Classify with k neighbor

What is the challenge for this part?

In the challenge of this part, thousands of comments in files would be classfied to deceptive or truthful as train data. And my mission is to classify test data as train data with algorithm.

Use tfidf to identify keyword from corpus

First, I must find out a feature that can help me differ the deceptive comment from truthful comment. For comment, the feature might be the length of words, or the occurence of some keywords. After giving up on the length of words, I start to find the occurence of some keywords, I write a python script to find out the words which have top frequency in deceptive train data and truthful train data. But I soon run into a big problem after the result comes out: There are many duplicate word between deceptive one and truthful one, and the words in the result even cannot be the keyword such as some words like I, am, is… and so on. This kind of words are called as stopwords. Therefore, I need to make some preprocessing before I start to find keywords.

I would recommend some class of python which can help process data conveniently. To remove the special characters, I use the collection of string.punctuation. The collection automatically contains !, ,, ', and so on. Then to remove the stopwords, there is the class of stopwords in nltk.corpus.

stop_words = set(stopwords.words('english'))

Now, I have the set of stopwords and it would be easy to remove it all from my data. Until here, I have completed all the work of preprocessing.

However, is it enough to find the keyword with frequency? Take example for school comments, there should be high frequency of the word school in both deceptive and truthful comments because it is the topic, and the preprocessing for stopwords also cannot remove it. Therefore, I would change to use tfidf here to find the keyword! I won’t explain the definition of tfidf here but I would give recommended reading source in the reference. So, it is also convenient to get result of tfidf with python library.

from sklearn.feature_extraction.text import CountVectorizer
from sklearn.feature_extraction.text import TfidfTransformer

corpus = ['I am apple', 'I am orange'...]

vectorizer = CountVectorizer()
transformer = TfidfTransformer()
# tf
x = vectorizer.fit_transform(corpus)
keyword = vectorizer.get_feature_names()
print(keyword)
# idf
tfidf = transformer.fit_transform(x)
tfidf = tfidf.toarray()
print(tfidf[r][c])

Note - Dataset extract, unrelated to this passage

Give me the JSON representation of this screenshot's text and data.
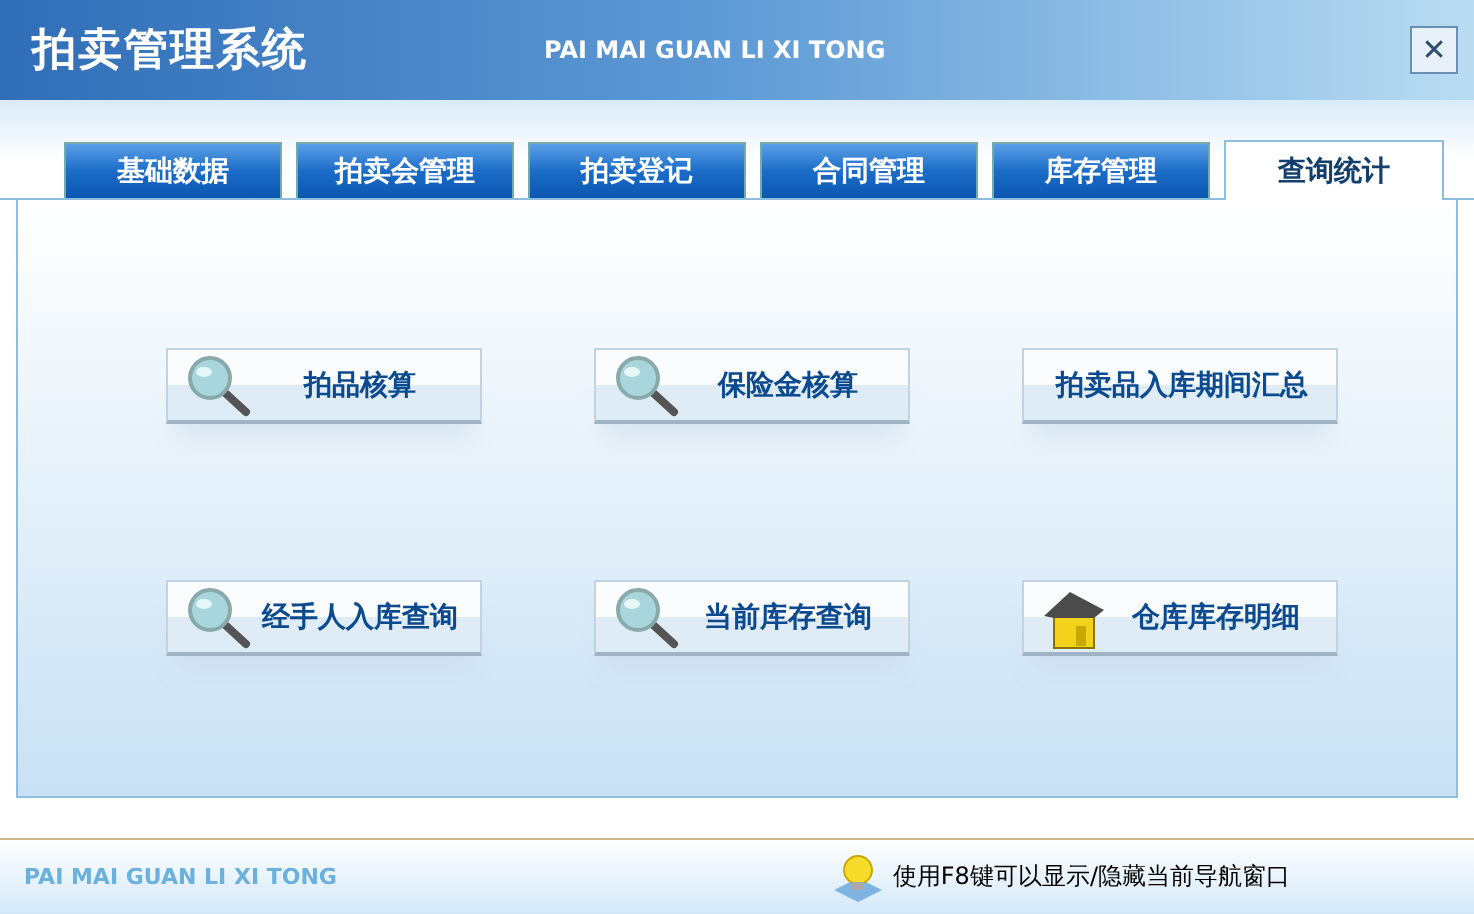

The result of tfidf is a dimensional array whose rows correspond to each data in the corpus, and columns correspond to the keyword from get_feature_names(). And each value of the data point in the two dimensional array is the frequency of the word in each data. Find the top value and it could be the best keyword for corresponding data!

Takeaway from this part:

  • Using tfidf can help finding keywords from corpus efficiently.

Use k-neighbor to help classification

In the challenge, I am required to find out k most nearest data points to classify my test data. Here are two more problems I need to solve in this part:

  1. define the distance for nearest
  2. find the best k

For the first problem, I use Euclidean distance directly at the first time. But, in fact, it is only appropriate when data points are sparse and not so much. Here I change to use cosine similarity to define the distance between different vectors in tfidf. For cosine similarity, if two vectors are related to each others so much, the angle between two vectors would be near to 0, and the value of cosine would be 1. And it is also easy to get the value with 1 - spatial.distance.cosine(a, b) while a, b are two different vectors!

For the second problem, I use cross validation to find the possible k.

Takeaway from this part:

  • To get the similarity between two data points, distance is not the only way. And Euclidean is also not the only way to calculate the distance. It depends on the feature of our dataset.

Reflection

I end up with accuracy of 0.8 and learn more something from the people who get the accuracy of 0.9. In the work of preprocessing, he remove the stop words not only with the default list from library, but also remove some words which have high frquency in each comments (in other words, he update his own stop words list). I think I might need more work on preprocessing.

Reference

The recommended article to read about tfidf and cosine similarity